*** Begin section ***

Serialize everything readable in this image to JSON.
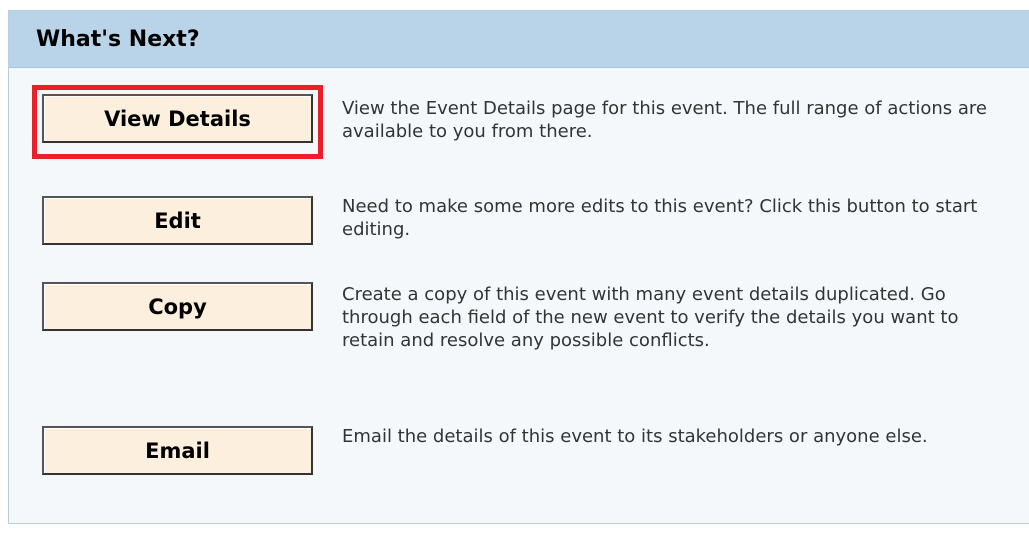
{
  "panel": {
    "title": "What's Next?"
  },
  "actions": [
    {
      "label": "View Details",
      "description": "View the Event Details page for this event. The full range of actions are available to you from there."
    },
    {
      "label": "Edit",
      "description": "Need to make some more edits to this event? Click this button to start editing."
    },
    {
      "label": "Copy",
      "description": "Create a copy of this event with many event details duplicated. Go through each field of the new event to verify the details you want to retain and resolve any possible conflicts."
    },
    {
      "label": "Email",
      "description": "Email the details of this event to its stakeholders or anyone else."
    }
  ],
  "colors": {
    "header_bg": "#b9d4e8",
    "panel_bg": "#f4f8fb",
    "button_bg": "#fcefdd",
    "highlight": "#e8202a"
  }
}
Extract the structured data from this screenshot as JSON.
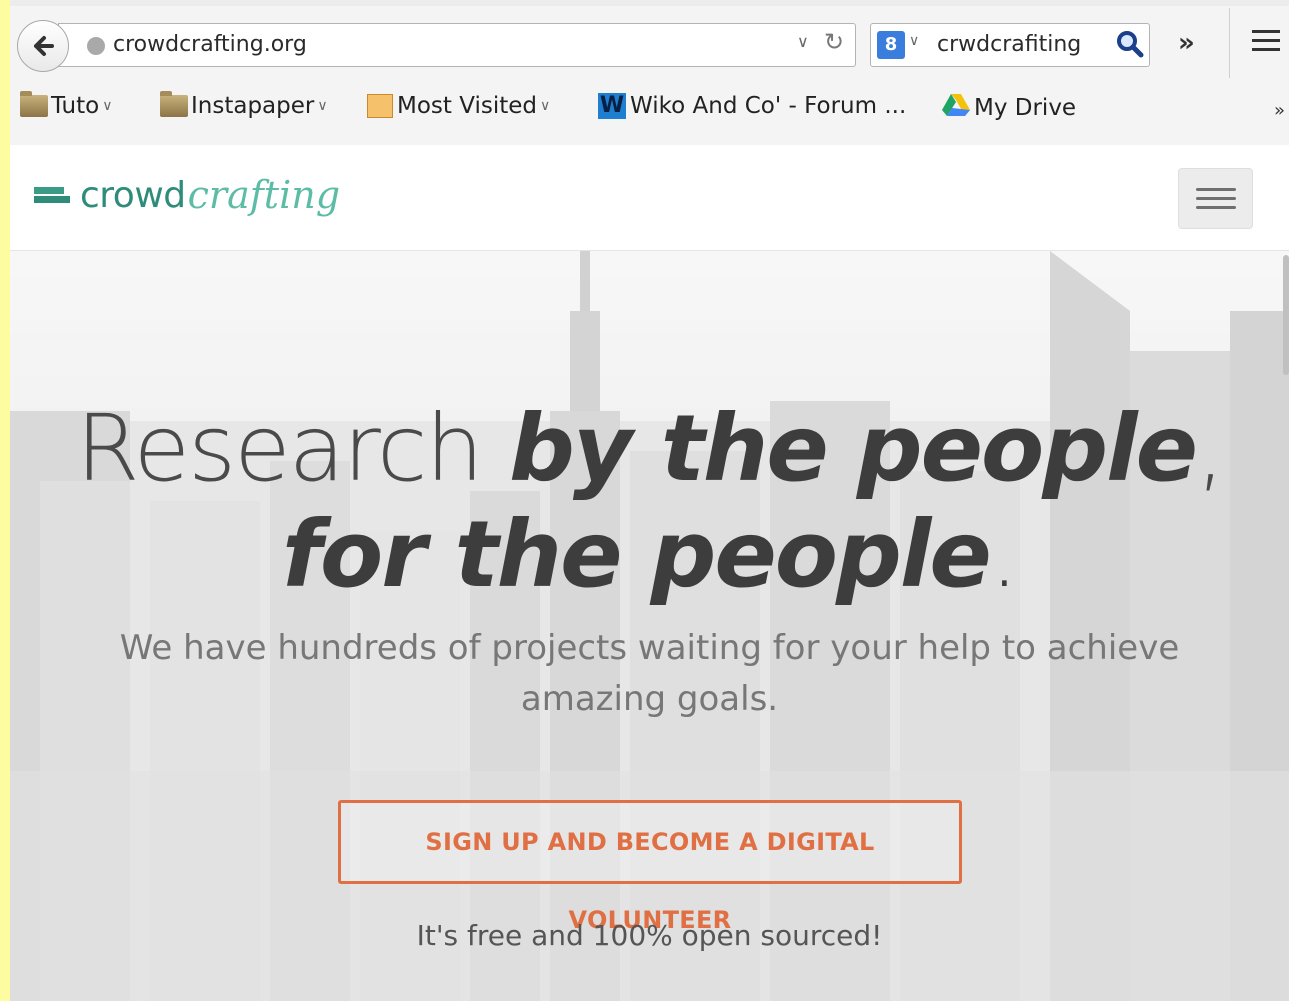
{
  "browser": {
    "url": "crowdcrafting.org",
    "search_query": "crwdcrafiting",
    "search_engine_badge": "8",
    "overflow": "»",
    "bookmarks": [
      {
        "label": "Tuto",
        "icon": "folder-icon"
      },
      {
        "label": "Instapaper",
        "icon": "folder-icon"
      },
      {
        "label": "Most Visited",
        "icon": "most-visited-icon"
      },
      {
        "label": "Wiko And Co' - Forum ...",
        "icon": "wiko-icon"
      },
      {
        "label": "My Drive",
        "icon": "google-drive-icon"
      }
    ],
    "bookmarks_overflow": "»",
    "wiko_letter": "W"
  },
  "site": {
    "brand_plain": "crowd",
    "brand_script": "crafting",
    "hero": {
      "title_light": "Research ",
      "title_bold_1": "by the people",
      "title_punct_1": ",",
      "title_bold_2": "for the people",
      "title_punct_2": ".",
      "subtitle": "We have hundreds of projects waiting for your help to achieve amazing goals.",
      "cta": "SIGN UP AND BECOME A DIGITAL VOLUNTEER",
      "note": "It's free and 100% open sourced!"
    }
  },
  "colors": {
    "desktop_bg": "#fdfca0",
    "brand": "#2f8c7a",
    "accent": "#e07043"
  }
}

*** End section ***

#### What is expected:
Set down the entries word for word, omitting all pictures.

#### Solution:
Serialize everything readable in this image to JSON.
{
  "panel": {
    "title": "What's Next?"
  },
  "actions": [
    {
      "label": "View Details",
      "description": "View the Event Details page for this event. The full range of actions are available to you from there."
    },
    {
      "label": "Edit",
      "description": "Need to make some more edits to this event? Click this button to start editing."
    },
    {
      "label": "Copy",
      "description": "Create a copy of this event with many event details duplicated. Go through each field of the new event to verify the details you want to retain and resolve any possible conflicts."
    },
    {
      "label": "Email",
      "description": "Email the details of this event to its stakeholders or anyone else."
    }
  ],
  "colors": {
    "header_bg": "#b9d4e8",
    "panel_bg": "#f4f8fb",
    "button_bg": "#fcefdd",
    "highlight": "#e8202a"
  }
}
Extract the structured data from this screenshot as JSON.
{
  "browser": {
    "url": "crowdcrafting.org",
    "search_query": "crwdcrafiting",
    "search_engine_badge": "8",
    "overflow": "»",
    "bookmarks": [
      {
        "label": "Tuto",
        "icon": "folder-icon"
      },
      {
        "label": "Instapaper",
        "icon": "folder-icon"
      },
      {
        "label": "Most Visited",
        "icon": "most-visited-icon"
      },
      {
        "label": "Wiko And Co' - Forum ...",
        "icon": "wiko-icon"
      },
      {
        "label": "My Drive",
        "icon": "google-drive-icon"
      }
    ],
    "bookmarks_overflow": "»",
    "wiko_letter": "W"
  },
  "site": {
    "brand_plain": "crowd",
    "brand_script": "crafting",
    "hero": {
      "title_light": "Research ",
      "title_bold_1": "by the people",
      "title_punct_1": ",",
      "title_bold_2": "for the people",
      "title_punct_2": ".",
      "subtitle": "We have hundreds of projects waiting for your help to achieve amazing goals.",
      "cta": "SIGN UP AND BECOME A DIGITAL VOLUNTEER",
      "note": "It's free and 100% open sourced!"
    }
  },
  "colors": {
    "desktop_bg": "#fdfca0",
    "brand": "#2f8c7a",
    "accent": "#e07043"
  }
}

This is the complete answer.